"I dont think the mayor has endeared himself to many of the populous other than the people who seem to be telling him what to do," said Larry Mclellan, an accountant that ran for council in the last election and is one of several experienced businessmen who helped mobilize the "no" vote.
Squamish Chamber of Commerce President Patricia Heintzman said she was disappointed that the council was not able to convince voters to back the $20 million plan. She added that it could reduce Squamishs ability to contribute during the Olympics.
"I think some of the bigger repercussions down the road are how much having another ice rink might have influenced some Olympic potential," said Heintzman. "Ill leave that open ended because I mean it could have been anything from teams, to figure skaters or possible Paralympic involvement.
"So a no vote it sends the wrong message because I think Squamish has been really proactive in trying to be good for 2010.
"From a personal point of view I was disappointed in the result but I was not surprised," said Heintzman. "From what I understand, the reason why people voted against it was because they felt there needed to be more planning and a clear indication of where the money was going and how it would be spent. Whether the district had that information or not, it wasnt communicated to the people in a way that resonated.
"I also think the no side was much more organized and much more strategic in fighting the referendum and the yes side took some things for granted."
Sutherland, who last fall was considering running for provincial politics in the upcoming election, admitted his council had been "whooped."
"We accept the fact that we got whooped on Saturday but that happens in sports, it happens in life and it happens in politics, but you know life does not come to an end," said Sutherland.
"The message to council is that we have to go back and find a way to move and find a different way of presenting a package that will be accepted by the community. Well probably enlist the help of an outside committee to help us move forward and to identify a course of action."
Sutherland disagreed that this vote was a reflection on his leadership.
"We had a 33 per cent voter turnout, which is in some ways high for a single question referendum, but its still a small part of the overall population," he said.
"When I got elected and other members of the council got elected we said we would try and build the arts centre and a second sheet of ice and we committed to that and we brought forward a proposal, but people decided not to vote for that.
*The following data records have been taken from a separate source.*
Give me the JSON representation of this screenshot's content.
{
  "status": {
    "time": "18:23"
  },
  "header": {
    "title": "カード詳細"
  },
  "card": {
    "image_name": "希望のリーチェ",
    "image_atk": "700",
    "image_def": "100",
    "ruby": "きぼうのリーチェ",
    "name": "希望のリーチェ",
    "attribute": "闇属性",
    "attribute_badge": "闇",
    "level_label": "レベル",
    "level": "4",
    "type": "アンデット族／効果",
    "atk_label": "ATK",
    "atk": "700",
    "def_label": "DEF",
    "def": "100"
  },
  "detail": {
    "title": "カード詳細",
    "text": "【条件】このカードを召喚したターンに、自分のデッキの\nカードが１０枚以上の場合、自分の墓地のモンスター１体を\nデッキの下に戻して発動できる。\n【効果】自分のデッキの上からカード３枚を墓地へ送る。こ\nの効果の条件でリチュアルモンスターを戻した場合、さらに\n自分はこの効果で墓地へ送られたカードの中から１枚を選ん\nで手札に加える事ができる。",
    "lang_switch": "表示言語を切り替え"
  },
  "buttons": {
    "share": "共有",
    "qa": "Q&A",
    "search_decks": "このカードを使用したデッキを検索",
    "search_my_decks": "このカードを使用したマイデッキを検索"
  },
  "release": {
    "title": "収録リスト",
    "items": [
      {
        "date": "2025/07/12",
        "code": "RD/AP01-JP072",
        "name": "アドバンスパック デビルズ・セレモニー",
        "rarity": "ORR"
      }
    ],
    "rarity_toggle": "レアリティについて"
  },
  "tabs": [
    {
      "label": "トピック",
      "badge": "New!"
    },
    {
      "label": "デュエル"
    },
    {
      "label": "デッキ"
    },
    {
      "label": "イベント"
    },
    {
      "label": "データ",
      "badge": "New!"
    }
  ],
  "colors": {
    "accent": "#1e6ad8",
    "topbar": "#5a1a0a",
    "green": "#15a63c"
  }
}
"Perhaps people are more conservative before they give green lights to spending projects than other communities are.
"But what went wrong, well, for whatever reason we had a hard time convincing people that this was a first step. Had they said yes on Saturday then we would have started an in-depth consultation on all the projects to figure out capital costs and feasibility costs and all those things. But for whatever reason people couldnt wrap their heads around it."